Interviewer: what if Threadlocal objects always have strong references? There is a risk of memory leakage.

Angela: the best practice is to call the remove function manually.

Let's look at the source code:

class Threadlocal {
  public void remove() {
      //This is the ThreadLocalMap to get the thread
      ThreadLocalMap m = getMap(Thread.currentThread());
      if (m != null)
        m.remove(this); //this is the ThreadLocal object. The removal method is shown below

class ThreadlocalMap {
  private void remove(ThreadLocal<?> key) {
    Entry[] tab = table;
    int len = tab.length;
    //Calculation position
    int i = key.threadLocalHashCode & (len-1);
    for (Entry e = tab[i];
         e != null;
         e = tab[i = nextIndex(i, len)]) {
      if (e.get() == key) {
        expungeStaleEntry(i); //Clean the empty slot

//This method is to do element cleaning
private int expungeStaleEntry(int staleSlot) {
  Entry[] tab = table;
  int len = tab.length;

  //Set the value of staleSlot to null, and then set the array element to null
  tab[staleSlot].value = null;
  tab[staleSlot] = null;
  size--; //Number of elements - 1

  // Rehash until we encounter null
  Entry e;
  int i;
  for (i = nextIndex(staleSlot, len);
       (e = tab[i]) != null;
       i = nextIndex(i, len)) {
    ThreadLocal<?> k = e.get();
    //k is null, which means that the reference object has been recycled by GC
    if (k == null) {
      e.value = null;
      tab[i] = null;
    } else {
      //Because the number of elements is reduced, the following elements are re hash ed
      int h = k.threadLocalHashCode & (len - 1);
      //If the hash addresses are not equal, it means that this element has had a hash conflict before (it should have been placed here but not here),
      //Now, because some elements have been removed, it is likely that the original conflicting location is empty. Try again
      if (h != i) {
        tab[i] = null;

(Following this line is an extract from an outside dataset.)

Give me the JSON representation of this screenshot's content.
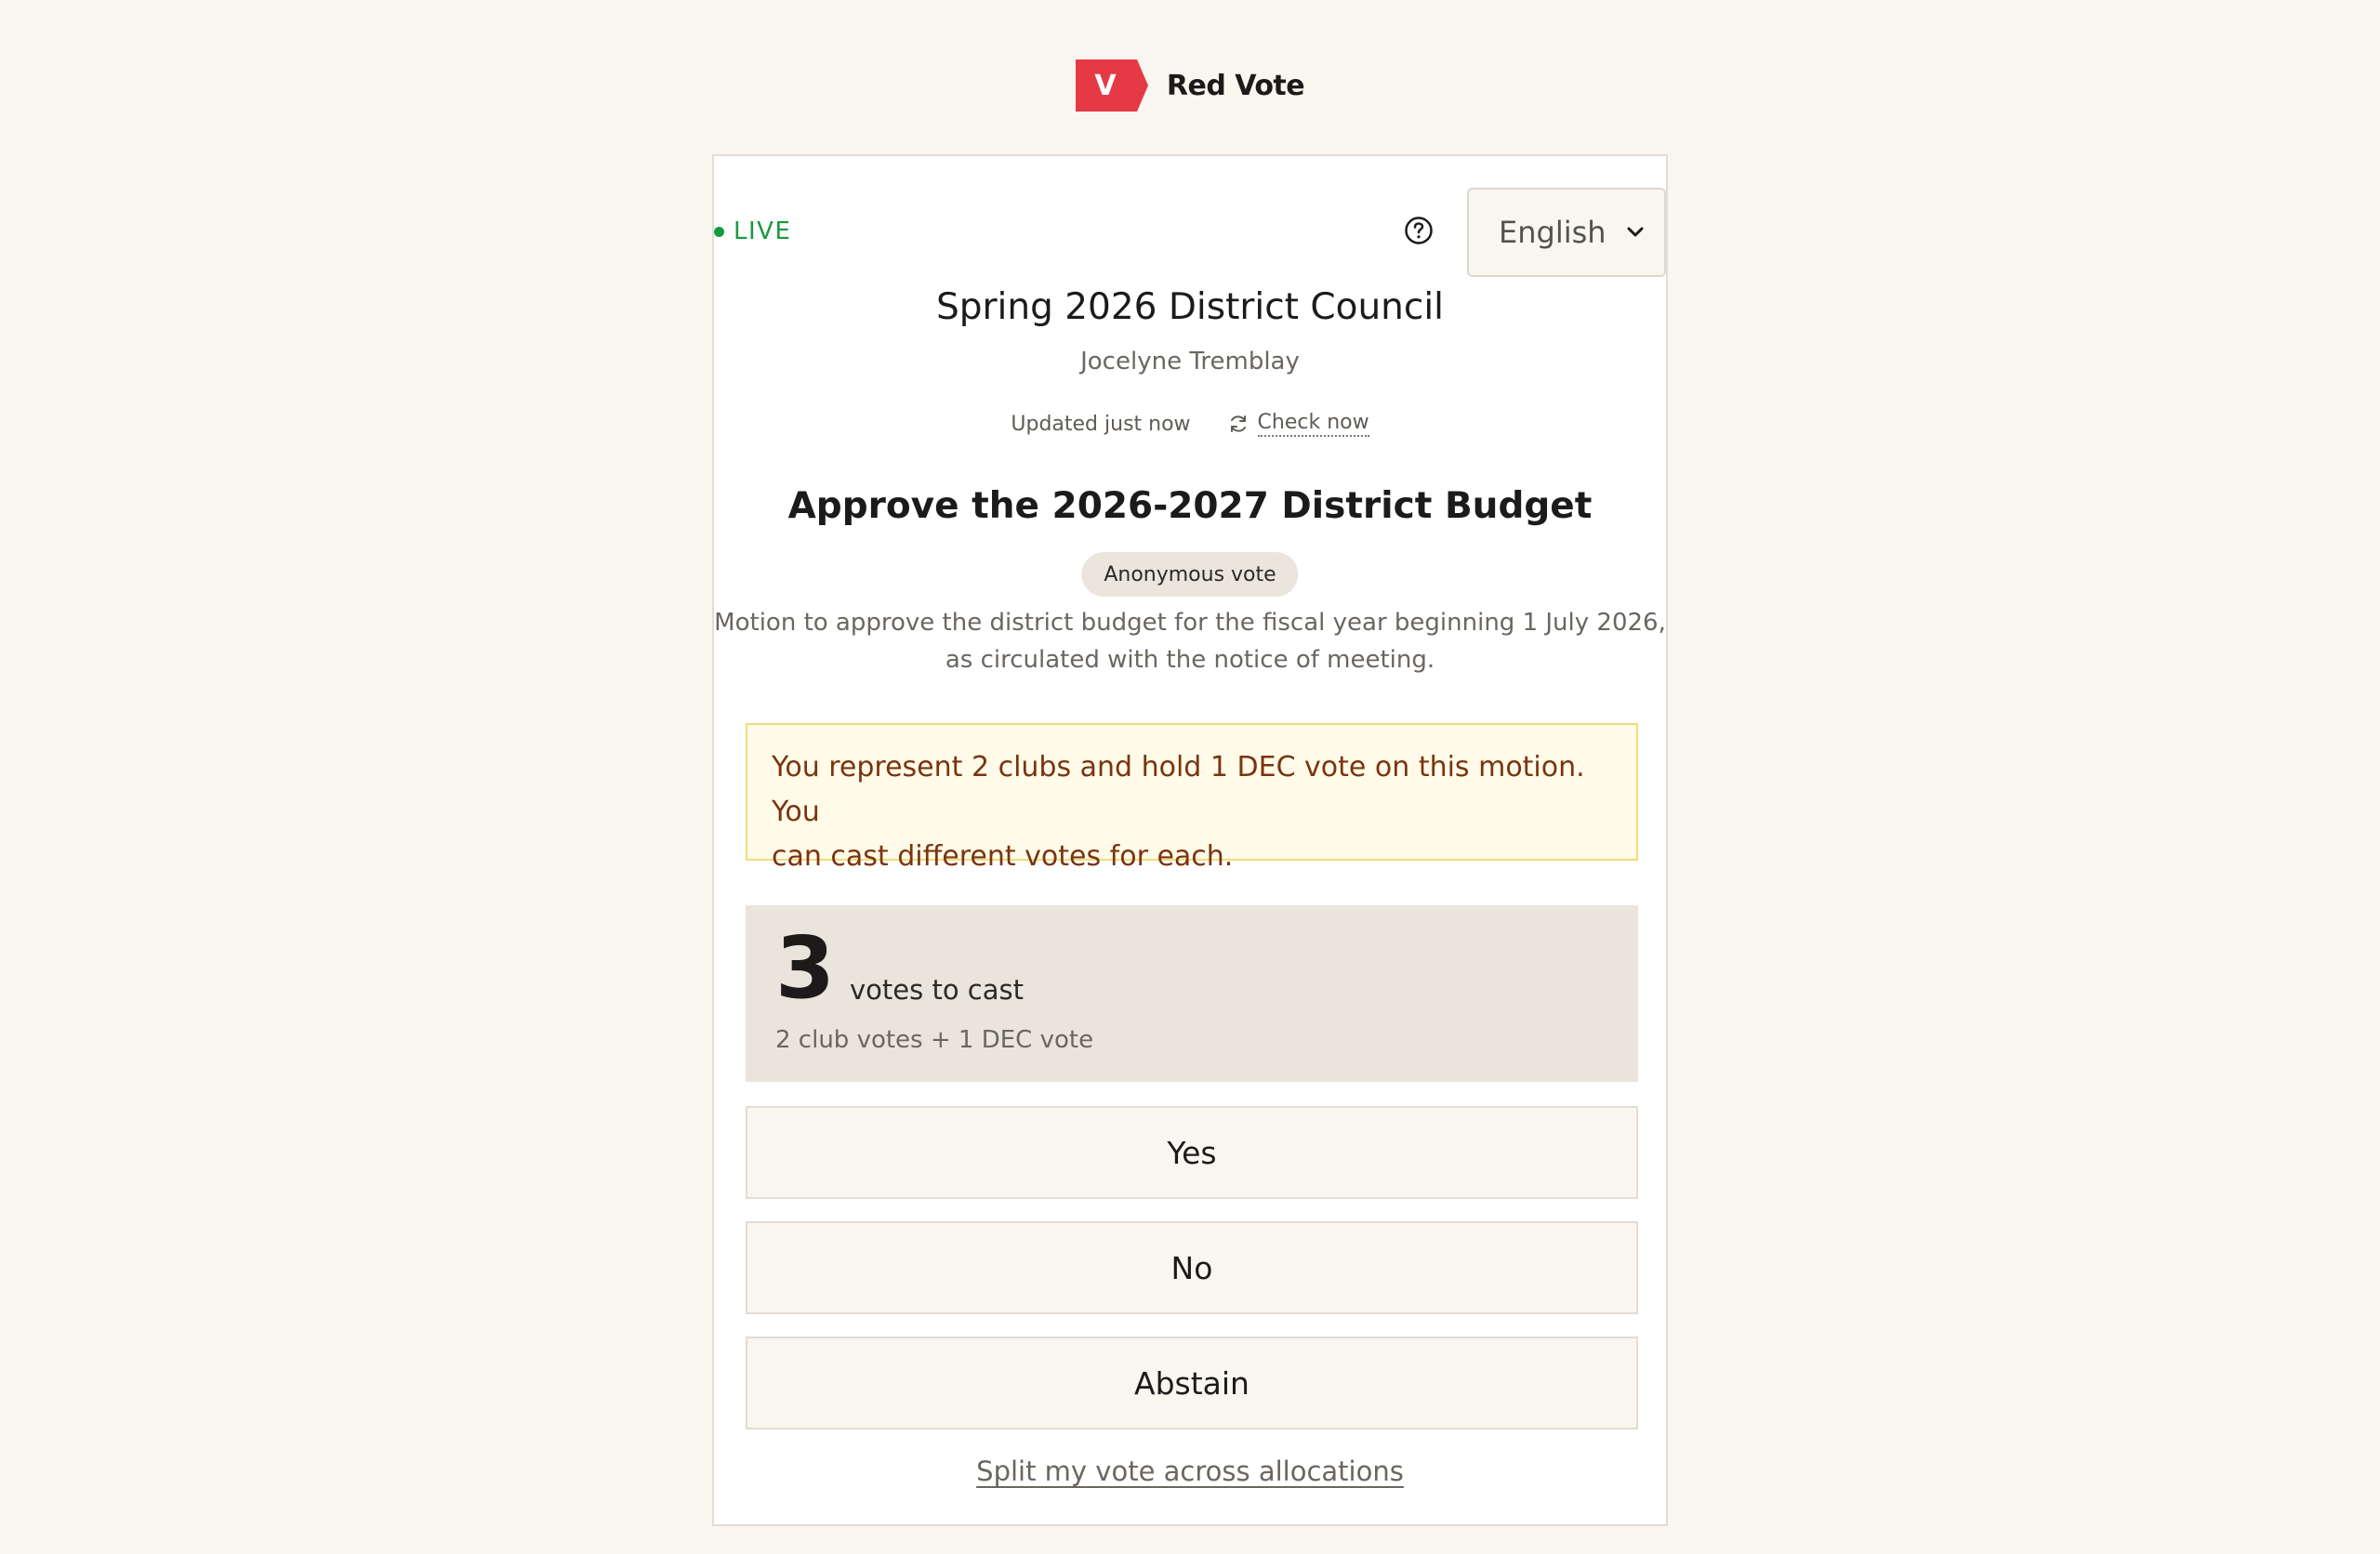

        //Continue to use the chain address method to store elements
        while (tab[h] != null)
          h = nextIndex(h, len);
        tab[h] = e;
  return i;

Interviewer: do you have any practical experience in Threadlocal engineering? Tell me about it.

Angela: Yes!

I talked with one of your interviewers before, how did I improve the performance of the forty core rpc interfaces of Alipay system, which is the result of one of the interfaces after tangential flow, and Threadlocal is used.

Interviewer: Well, talk about it.

Angela: I just said that there are more than 40 interfaces that need technical transformation and optimization. The risk is very high. I need to ensure that the business will not be affected after interface switching, which is also called equivalent switching.

The process is as follows:

  • Define the interface constant names of these more than 40 interfaces according to the business meaning, such as the interface name Alipay quickquick. follow. angela;

  • Cut the flow from low to high according to the flow of the interface, and configure the cutting proportion and user white list of each interface in advance;

  • Cutting flow is also important. First cut according to the white list of userId, and then cut the percentage according to the tail number of userId. If there is no problem at all, then cut it completely;

  • At the entrance of the top-level abstract template method, insert the interface name through ThreadLocal Set interface name;

  • Then I get the interface name through ThreadLocal at the place where I cut the flow, which is used to judge the cut flow of the interface;

Interviewer: last question, if I have many variables in Threadlocal map, don't I have to declare many Threadlocal objects? Is there a good solution.

Angela: our best practice is to make a re encapsulation. Just make the value of ThreadLocalMap into a Map. In this way, only one Threadlocal object is needed.

Interviewer: can you elaborate?

Angela: I can't speak. I'm too tired.

Interviewer: tell me.

Angela: I really don't want to talk.

Interviewer: let's get here first today. You go out of the door and turn right. Go back and wait for the notice!

Keywords: Java Interview

Added by WebbieDave on Thu, 17 Feb 2022 16:24:48 +0200